↓
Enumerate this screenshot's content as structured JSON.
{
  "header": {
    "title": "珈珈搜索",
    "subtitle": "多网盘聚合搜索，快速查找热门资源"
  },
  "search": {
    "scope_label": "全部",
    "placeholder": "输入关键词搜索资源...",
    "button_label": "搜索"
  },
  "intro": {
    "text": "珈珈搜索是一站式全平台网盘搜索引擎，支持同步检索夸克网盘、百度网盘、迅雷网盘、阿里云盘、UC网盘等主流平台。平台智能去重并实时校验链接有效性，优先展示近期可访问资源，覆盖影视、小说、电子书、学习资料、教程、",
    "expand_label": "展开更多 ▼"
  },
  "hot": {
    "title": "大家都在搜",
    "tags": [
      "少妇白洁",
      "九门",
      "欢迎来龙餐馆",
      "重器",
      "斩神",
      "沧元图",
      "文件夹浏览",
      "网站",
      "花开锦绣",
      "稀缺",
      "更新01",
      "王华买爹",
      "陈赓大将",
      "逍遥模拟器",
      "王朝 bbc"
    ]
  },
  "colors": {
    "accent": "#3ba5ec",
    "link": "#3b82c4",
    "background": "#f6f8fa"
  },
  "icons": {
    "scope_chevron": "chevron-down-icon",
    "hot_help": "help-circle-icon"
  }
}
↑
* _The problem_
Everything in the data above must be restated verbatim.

* _Answer space_
Enumerate this screenshot's content as structured JSON.
{
  "header": {
    "title": "珈珈搜索",
    "subtitle": "多网盘聚合搜索，快速查找热门资源"
  },
  "search": {
    "scope_label": "全部",
    "placeholder": "输入关键词搜索资源...",
    "button_label": "搜索"
  },
  "intro": {
    "text": "珈珈搜索是一站式全平台网盘搜索引擎，支持同步检索夸克网盘、百度网盘、迅雷网盘、阿里云盘、UC网盘等主流平台。平台智能去重并实时校验链接有效性，优先展示近期可访问资源，覆盖影视、小说、电子书、学习资料、教程、",
    "expand_label": "展开更多 ▼"
  },
  "hot": {
    "title": "大家都在搜",
    "tags": [
      "少妇白洁",
      "九门",
      "欢迎来龙餐馆",
      "重器",
      "斩神",
      "沧元图",
      "文件夹浏览",
      "网站",
      "花开锦绣",
      "稀缺",
      "更新01",
      "王华买爹",
      "陈赓大将",
      "逍遥模拟器",
      "王朝 bbc"
    ]
  },
  "colors": {
    "accent": "#3ba5ec",
    "link": "#3b82c4",
    "background": "#f6f8fa"
  },
  "icons": {
    "scope_chevron": "chevron-down-icon",
    "hot_help": "help-circle-icon"
  }
}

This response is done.